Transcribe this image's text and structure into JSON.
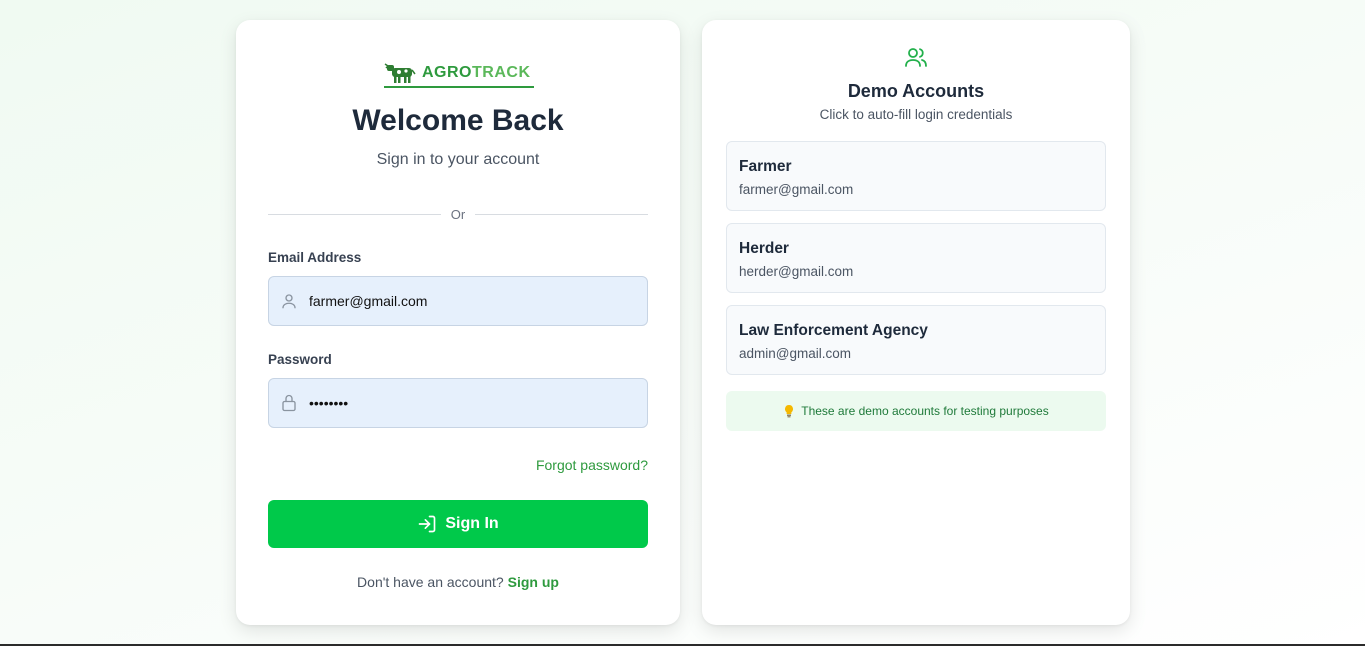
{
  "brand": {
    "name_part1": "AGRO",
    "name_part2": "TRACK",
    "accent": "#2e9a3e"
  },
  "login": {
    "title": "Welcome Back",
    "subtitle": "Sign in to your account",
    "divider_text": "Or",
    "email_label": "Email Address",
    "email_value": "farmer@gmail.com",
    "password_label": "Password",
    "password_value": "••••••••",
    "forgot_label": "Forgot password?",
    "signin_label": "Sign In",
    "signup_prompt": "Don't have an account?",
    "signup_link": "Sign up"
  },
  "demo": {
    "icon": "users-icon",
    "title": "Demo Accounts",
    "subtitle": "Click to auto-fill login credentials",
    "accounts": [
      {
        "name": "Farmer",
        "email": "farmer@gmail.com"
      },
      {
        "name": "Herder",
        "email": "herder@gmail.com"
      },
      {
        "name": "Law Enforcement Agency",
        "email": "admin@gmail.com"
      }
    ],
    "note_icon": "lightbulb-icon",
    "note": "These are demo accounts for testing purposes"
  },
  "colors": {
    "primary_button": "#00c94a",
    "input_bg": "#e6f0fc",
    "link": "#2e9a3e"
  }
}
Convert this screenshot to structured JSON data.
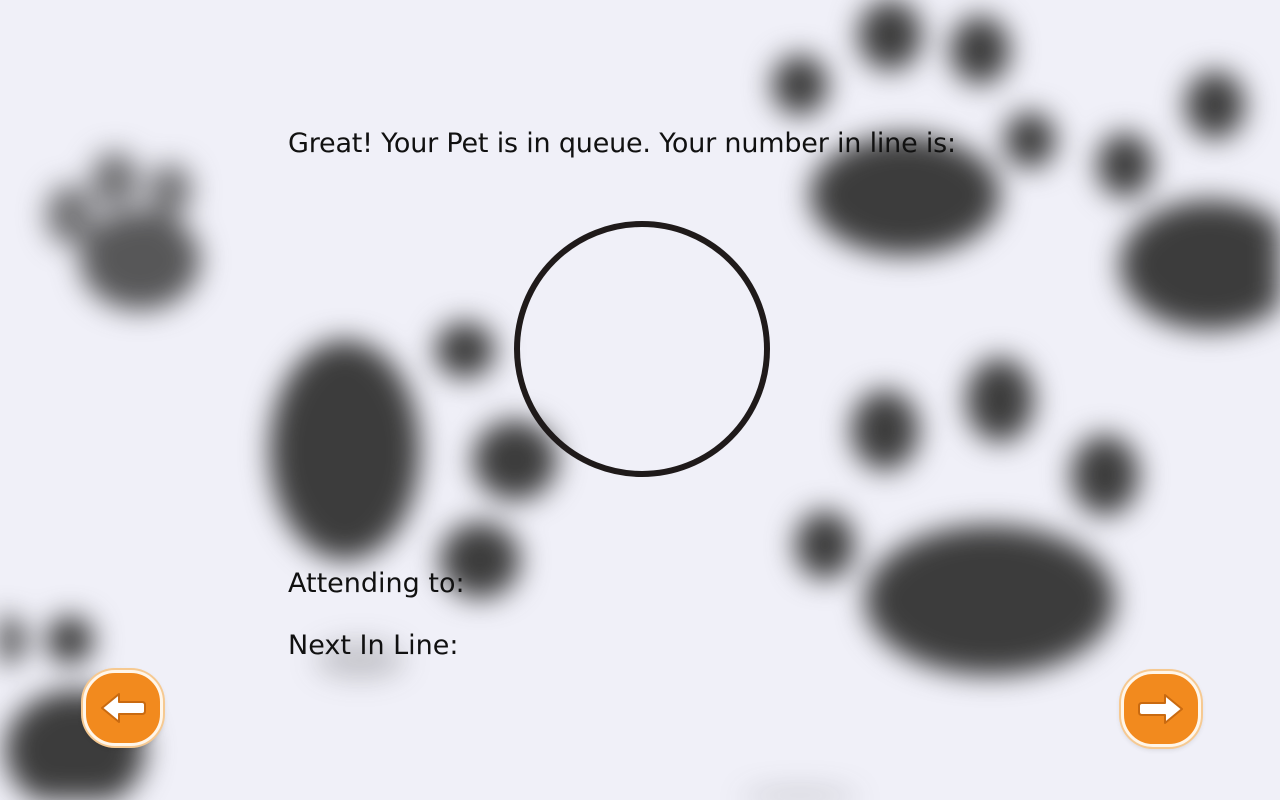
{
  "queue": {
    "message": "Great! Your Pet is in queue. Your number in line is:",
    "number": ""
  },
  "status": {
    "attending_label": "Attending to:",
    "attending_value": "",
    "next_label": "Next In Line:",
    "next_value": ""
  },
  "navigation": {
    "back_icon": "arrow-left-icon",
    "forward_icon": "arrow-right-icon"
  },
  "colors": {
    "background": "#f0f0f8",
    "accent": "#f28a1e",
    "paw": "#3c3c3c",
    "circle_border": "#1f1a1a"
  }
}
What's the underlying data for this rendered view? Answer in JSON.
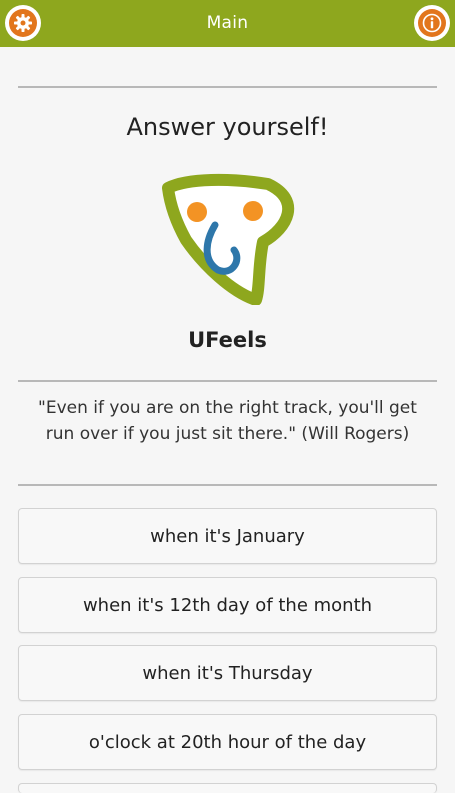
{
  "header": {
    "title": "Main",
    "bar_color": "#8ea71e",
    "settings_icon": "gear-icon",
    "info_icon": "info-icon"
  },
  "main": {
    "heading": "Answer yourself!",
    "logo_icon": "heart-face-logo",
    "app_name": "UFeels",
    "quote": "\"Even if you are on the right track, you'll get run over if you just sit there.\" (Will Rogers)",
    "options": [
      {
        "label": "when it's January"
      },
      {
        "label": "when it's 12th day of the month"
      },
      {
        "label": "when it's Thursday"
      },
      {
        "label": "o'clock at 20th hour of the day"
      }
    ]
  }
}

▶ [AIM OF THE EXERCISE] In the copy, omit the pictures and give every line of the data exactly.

▶ [OUTPUT OF THE EXERCISE]
Transcribe this image's text and structure into JSON.
{
  "brand": {
    "name_part1": "AGRO",
    "name_part2": "TRACK",
    "accent": "#2e9a3e"
  },
  "login": {
    "title": "Welcome Back",
    "subtitle": "Sign in to your account",
    "divider_text": "Or",
    "email_label": "Email Address",
    "email_value": "farmer@gmail.com",
    "password_label": "Password",
    "password_value": "••••••••",
    "forgot_label": "Forgot password?",
    "signin_label": "Sign In",
    "signup_prompt": "Don't have an account?",
    "signup_link": "Sign up"
  },
  "demo": {
    "icon": "users-icon",
    "title": "Demo Accounts",
    "subtitle": "Click to auto-fill login credentials",
    "accounts": [
      {
        "name": "Farmer",
        "email": "farmer@gmail.com"
      },
      {
        "name": "Herder",
        "email": "herder@gmail.com"
      },
      {
        "name": "Law Enforcement Agency",
        "email": "admin@gmail.com"
      }
    ],
    "note_icon": "lightbulb-icon",
    "note": "These are demo accounts for testing purposes"
  },
  "colors": {
    "primary_button": "#00c94a",
    "input_bg": "#e6f0fc",
    "link": "#2e9a3e"
  }
}
Convert this screenshot to structured JSON data.
{
  "queue": {
    "message": "Great! Your Pet is in queue. Your number in line is:",
    "number": ""
  },
  "status": {
    "attending_label": "Attending to:",
    "attending_value": "",
    "next_label": "Next In Line:",
    "next_value": ""
  },
  "navigation": {
    "back_icon": "arrow-left-icon",
    "forward_icon": "arrow-right-icon"
  },
  "colors": {
    "background": "#f0f0f8",
    "accent": "#f28a1e",
    "paw": "#3c3c3c",
    "circle_border": "#1f1a1a"
  }
}
What's the underlying data for this rendered view? Answer in JSON.
{
  "header": {
    "title": "Main",
    "bar_color": "#8ea71e",
    "settings_icon": "gear-icon",
    "info_icon": "info-icon"
  },
  "main": {
    "heading": "Answer yourself!",
    "logo_icon": "heart-face-logo",
    "app_name": "UFeels",
    "quote": "\"Even if you are on the right track, you'll get run over if you just sit there.\" (Will Rogers)",
    "options": [
      {
        "label": "when it's January"
      },
      {
        "label": "when it's 12th day of the month"
      },
      {
        "label": "when it's Thursday"
      },
      {
        "label": "o'clock at 20th hour of the day"
      }
    ]
  }
}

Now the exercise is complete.